Each of these types formed a sub section of the band and had between 25 and a 200 participants. So the whole band can have up to 3,000 members. Just one band out of hundreds.

The Parade starts early in the morning and didn't finish until late that night. Brian McFarland said he wasn't going to participate next year because he was fed up with the poor organizing.

His people were in costume by 7 AM, through the first judging stand by 10:30 AM and still didn't get through the third and final judging point until 8:30 that night. This means he lost a lot of his participants before the final and most important judging. And I suspect his was one of the most motivated groups.

One of the reasons for the drop outs is the other important trucks accompanying the Bands; the refreshment trucks. Bands such as McFarlands are all inclusive bands. That means all you can drink (and they also have Pee trucks with them - with port-a-potties lined up on the truck beds). A top Band like Brian's costs about $800 to join. For this you get a costume (it's not clear to me whether you can keep it or not) and all you can drink. Only those in top shape (of some sort) can manage to walk (and dance) for twelve hours or more. Or they leave for a rest and then try to return later. That isn't always easy as in between the judging spots the bands take different routes, trying to keep moving. So as the day wore on the bands intermingled.

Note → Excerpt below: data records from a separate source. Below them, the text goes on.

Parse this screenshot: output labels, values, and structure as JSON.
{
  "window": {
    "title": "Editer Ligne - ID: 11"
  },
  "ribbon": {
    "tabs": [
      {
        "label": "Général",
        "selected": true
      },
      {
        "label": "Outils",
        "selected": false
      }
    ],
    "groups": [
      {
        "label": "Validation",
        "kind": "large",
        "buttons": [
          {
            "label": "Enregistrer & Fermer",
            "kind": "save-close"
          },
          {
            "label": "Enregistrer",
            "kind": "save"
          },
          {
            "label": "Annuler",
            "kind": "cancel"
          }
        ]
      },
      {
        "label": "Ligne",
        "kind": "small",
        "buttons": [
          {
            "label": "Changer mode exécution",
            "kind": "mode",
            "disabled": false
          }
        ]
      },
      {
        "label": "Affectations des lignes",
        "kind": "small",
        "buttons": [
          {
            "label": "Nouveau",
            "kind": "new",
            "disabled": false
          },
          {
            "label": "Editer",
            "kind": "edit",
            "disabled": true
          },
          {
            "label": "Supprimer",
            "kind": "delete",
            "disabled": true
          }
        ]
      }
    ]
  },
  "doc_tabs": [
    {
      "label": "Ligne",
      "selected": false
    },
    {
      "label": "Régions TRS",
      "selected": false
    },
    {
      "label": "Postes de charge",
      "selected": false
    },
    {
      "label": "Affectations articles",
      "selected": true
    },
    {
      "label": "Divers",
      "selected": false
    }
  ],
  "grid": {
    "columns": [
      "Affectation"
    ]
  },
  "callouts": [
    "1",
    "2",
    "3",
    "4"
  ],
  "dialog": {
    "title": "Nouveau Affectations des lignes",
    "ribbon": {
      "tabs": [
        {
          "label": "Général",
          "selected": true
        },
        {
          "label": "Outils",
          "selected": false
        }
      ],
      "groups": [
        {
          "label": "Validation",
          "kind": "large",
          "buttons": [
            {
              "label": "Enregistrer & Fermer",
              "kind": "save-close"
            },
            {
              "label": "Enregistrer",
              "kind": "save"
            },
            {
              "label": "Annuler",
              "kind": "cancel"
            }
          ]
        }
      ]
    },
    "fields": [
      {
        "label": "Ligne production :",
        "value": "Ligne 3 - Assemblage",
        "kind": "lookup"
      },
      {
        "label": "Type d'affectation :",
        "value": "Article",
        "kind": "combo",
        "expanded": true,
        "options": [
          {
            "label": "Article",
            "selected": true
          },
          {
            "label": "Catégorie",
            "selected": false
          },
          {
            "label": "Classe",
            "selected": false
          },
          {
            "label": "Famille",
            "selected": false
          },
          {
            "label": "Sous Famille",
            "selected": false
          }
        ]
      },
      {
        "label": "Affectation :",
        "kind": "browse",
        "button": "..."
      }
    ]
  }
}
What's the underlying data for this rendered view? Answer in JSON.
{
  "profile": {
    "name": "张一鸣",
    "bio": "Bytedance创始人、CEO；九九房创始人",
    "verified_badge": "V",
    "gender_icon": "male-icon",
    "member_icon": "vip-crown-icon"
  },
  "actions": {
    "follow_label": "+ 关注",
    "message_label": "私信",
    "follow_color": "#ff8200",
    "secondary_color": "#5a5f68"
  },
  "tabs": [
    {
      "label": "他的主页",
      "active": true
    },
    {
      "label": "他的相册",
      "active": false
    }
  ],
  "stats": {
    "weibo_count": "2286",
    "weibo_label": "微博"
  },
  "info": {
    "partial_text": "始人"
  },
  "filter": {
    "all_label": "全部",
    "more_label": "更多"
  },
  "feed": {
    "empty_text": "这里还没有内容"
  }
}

It was frustrating watching all this from up in the stands so we took off to walk the streets. At times we would be next to a band and just outside the security ropes. Most of my better pictures happened then. Other times the band would be by and nothing would be following, so we'd walk around the back streets. There we would encounter many multi color costumed participants enjoying some food and drink, sitting on the sidewalks and in the parks.
The sun was hot so we purchased bottles of water and beer along the way. For lunch we had roast chicken with rice and some stir fried veggies from a stand outside a Chinese restaurant. Most vendors had made up lunches in styrofoam containers and anywhere you could possibly sit, someone was sitting.

And as the afternoon drew on the whining stepped up. Whining is a "dance" movement where the man (or sometimes woman) steps close up behind a woman and they begin a bump and grind to the music. Lamada but from the rear!

Two couples here demonstrate the process. It appeared that not all the participants knew the person approaching them - it's just a friendly gesture I guess. Sometimes this turns into a group manuver with three or four stacked up. The song "Palance" had a number of other dance moves called for in the lyrics. Hands went up, then the group moved to the left and to the right with the leading leg lifted. One of the photos near the top on the right shows one of the white sailor costumed ladies leading a group of devils in this step.

One of the sayings about Carnival is "Baccanal is Carnival and Carnival is Baccanal". We left at 4 PM so I'm afraid we saw the family rated version. As the night went on we suspect that everyone lossened up considerable. To be honest the real fun is being one of the participants not the audience!